I’ve heard that the Sony e-Reader allows you to check out electronic copies of books from the library.  I haven’t looked into this possibility too much with mine yet, or researched if it’s available in other readers as well.  Does ‘anybody out there’ have any expertise on this issue?

I welcome any comments on your experiences with e-reading and e-readers.

Fed Ex visited my Office this morning…

…with my NEW iPAD!!!  Of course, I won’t be able to do much with it until I get home anyway, since I have to sync it with my home pc’s iTunes, etc.  And I guess I should be working here at the office anyway, rather than tinkering with my latest gadget (it is my lunch hour now, however).  I’m looking forward to exploring the e-reading capabilities of it as well.  I recently downloaded the Barnes & Noble e-reader app to my iPhone, and I like that it gives me access to those books I’ve bought via my nook reader.  I’ve heard reading on the back-lit screen is a problem for some, though – i.e. not easy on the eyes.

Does anyone else out there have an iPad that they’ve used as an e-reader?  Impressions?  Comments?

Well, it’s finally happened

I was reading the introduction to Gulliver’s Travels at lunch today (a paperback version) and I absent-mindedly touched the page with my forefinger to ‘drag’ it so I could see the next page, as if I’m reading on my iPhone or e-reader.  Admittedly, I’m a bit tired and sleep-deprived, but it momentarily freaked me out.  I can’t be the first person this has happened to…

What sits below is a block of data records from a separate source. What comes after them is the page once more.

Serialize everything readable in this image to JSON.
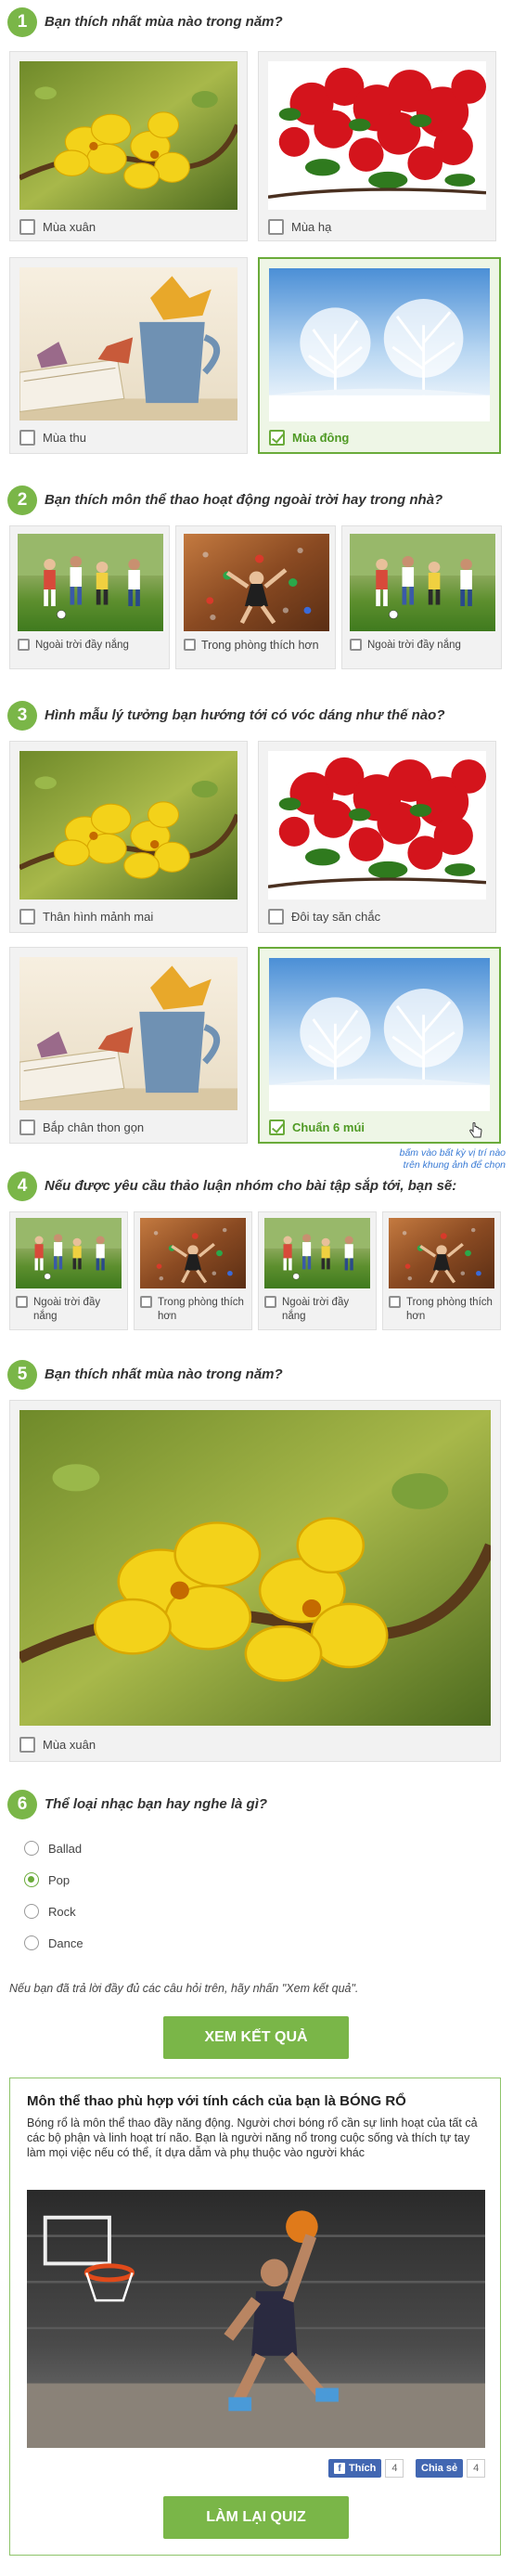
{
  "q1": {
    "num": "1",
    "text": "Bạn thích nhất mùa nào trong năm?",
    "options": [
      "Mùa xuân",
      "Mùa hạ",
      "Mùa thu",
      "Mùa đông"
    ]
  },
  "q2": {
    "num": "2",
    "text": "Bạn thích môn thể thao hoạt động ngoài trời hay trong nhà?",
    "options": [
      "Ngoài trời đầy nắng",
      "Trong phòng thích hơn",
      "Ngoài trời đầy nắng"
    ]
  },
  "q3": {
    "num": "3",
    "text": "Hình mẫu lý tưởng bạn hướng tới có vóc dáng như thế nào?",
    "options": [
      "Thân hình mảnh mai",
      "Đôi tay săn chắc",
      "Bắp chân thon gọn",
      "Chuẩn 6 múi"
    ],
    "hint_line1": "bấm vào bất kỳ vị trí nào",
    "hint_line2": "trên khung ảnh để chọn"
  },
  "q4": {
    "num": "4",
    "text": "Nếu được yêu cầu thảo luận nhóm cho bài tập sắp tới, bạn sẽ:",
    "options": [
      "Ngoài trời đầy nắng",
      "Trong phòng thích hơn",
      "Ngoài trời đầy nắng",
      "Trong phòng thích hơn"
    ]
  },
  "q5": {
    "num": "5",
    "text": "Bạn thích nhất mùa nào trong năm?",
    "options": [
      "Mùa xuân"
    ]
  },
  "q6": {
    "num": "6",
    "text": "Thể loại nhạc bạn hay nghe là gì?",
    "options": [
      "Ballad",
      "Pop",
      "Rock",
      "Dance"
    ],
    "selected": "Pop"
  },
  "instruction": "Nếu bạn đã trả lời đầy đủ các câu hỏi trên, hãy nhấn \"Xem kết quả\".",
  "result_button": "XEM KẾT QUẢ",
  "result": {
    "title": "Môn thể thao phù hợp với tính cách của bạn là BÓNG RỔ",
    "description": "Bóng rổ là môn thể thao đầy năng động. Người chơi bóng rổ cần sự linh hoạt của tất cả các bộ phận và linh hoạt trí não. Bạn là người năng nổ trong cuộc sống và thích tự tay làm mọi việc nếu có thể, ít dựa dẫm và phụ thuộc vào người khác",
    "like_label": "Thích",
    "like_count": "4",
    "share_label": "Chia sẻ",
    "share_count": "4",
    "retry_button": "LÀM LẠI QUIZ"
  }
}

New iPhone App: FreeAudioBooks

Anyone else have this?  I just downloaded today (like the ‘Freebooks’ app, the books are free, but the app is $1.99) and am intrigued.  As a test, I downloaded “The Raven” and The Autobiography of Benjamin Franklin.  The reader on the former wasn’t very good.  The latter was ok, but I’m not sure the app allows me download more than one chapter at a time if I’m only on the 3G network as opposed to WiFi or the internet.  Any experienced users of this app out there?  I’d love to hear from you.

Betrayed by my e-Reader!

There I was, cruising through my copy of Sir Walter Scott’s Guy Mannering that I had downloaded to my nook®, thinking “Wow, I’m about 3/4 of the way through this book at last!” only to discover later – while looking at the copy I have on my Free Books app on my iPhone, that it is over twice as long and that my nook® copy is only of “Volume one”.  Son of a…   (And yes, I admit, I was wondering how SWS was going to “wrap this up” in 50 more pages…)

Oh well, the good news is that I have finally “gotten into” this book, and am making real progress,  AND I’m loving it.  Scott is a tremendous writer and is a pleasure to read.  Of course, all the dialogue portrayed in the Scottish ‘brogue’ (is that usage correct, or should it be used only with “Irish”?) is sometimes difficult for me to get through, but that’s a small price to pay to be able to enjoy the rest.

And Meg Merrilies – what a great character.  More on her later…  Coincidental Note: Was reading some financial news today on Bloomberg.com and learned that the current President of Brazil’s Central Bank is named Henrique Meirelles… hopefully he will not curse their monetary policy!